In the world of beer, etiquette is a word not often used. Yet for the discerning beer fan, there certainly are unwritten rules. Despite the practices of so-called “beer slobs”, there are quite a few “beer snobs” that are responsible, clean up after themselves, and enjoy beer in good health. Especially when hanging out in the kegerator and homebrew scene, it is important for the beer drinker to help the beer maker or beer host in his or her efforts. So here are a few tips that will help you keep your home brew making and kegerator owning pals.
The first rule of beer drinking etiquette is to clean up after your self. Every bottle, can, and bottle cap you can pick up before the night is through is one less that your host has to clean up the following morning (these mornings can be rough sometimes). If drinking outdoors, this rule applies as well. When opening beers, be mindful of where the bottle cap flies off to, and try to retrieve it. If your host employs the use of a kegerator, make sure that you re-use your pint glass or cup. This will save on doing dishes.

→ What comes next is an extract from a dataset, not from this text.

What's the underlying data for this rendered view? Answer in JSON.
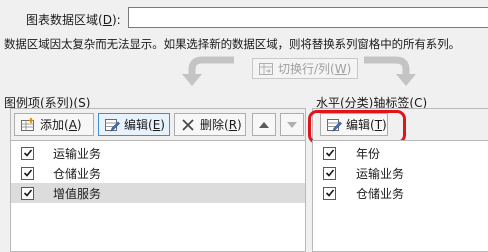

When drinking home brew, please be mindful of keeping the bottles clean. This is the number one practice that will help the brewer to keep re-using bottles. This makes the cleaning and sanitation of the bottles all the easier. The least you can do after swilling a refreshing bottle-conditioned homebrew is to wash out the bottle in the sink. My biggest peeve about some of my beer drinking guests is when they put cigarettes out in bottles. This certainly ruins the bottle for good, because you just can’t get that nicotine resin out of a bottle. The practice of putting smokes out in bottles is probably the biggest hazard of re-using bottles. Needless to say, this can really ruin a bottle of beer if one slips through into the next batch.
Another aspect of beer etiquette is patience. The most important situation in which patience plays a vital role is when a keg is being used. In order to flow evenly and smoothly, without too much head or not enough, a keg must settle. This means that after it has been moved into the kegerator, you need to give the beer at least an hour to avoid foaminess. It is better to plan ahead and give the keg beer 2-4 hours to settle. This will avoid the waste of over-foaminess and make the keg easier to dispense from. It also takes a lot of patience to wait for home brew to age properly. Believe me, it is well worth the wait!
As a host, if you have a keg, you are well advised to have a bartender who is familiar with the operation of your tap system. This will avoid a well-meaning but incompetent guest from breaking a part of your tap system (the beer isn’t flowing, somebody do something!). Having a bartender will also ensure that the tap area is kept clean, and save you from scrubbing sticky malt residue in the morning. Bartending is fun anyways, and a tip jar can always be put out to add incentive to the would-be barkeep.
Which brings me to the last aspect of beer etiquette – tipping. Even if you are getting beer for free, if there is a bartender, you should tip them. As a professional musician, I often get a chance to try local micro-brews gratis on the road or at the gig. But I always tip the bartender, regardless – and if I am drinking home brew, I also chip in for the costs of the brews. Tipping and chipping in creates a positive re-enforcement for the bartender/home brewer, and makes them feel good about what they do. Generosity is reciprocal as well, creating abundance in your community. That is why proper beer Etiquette makes the world a better place.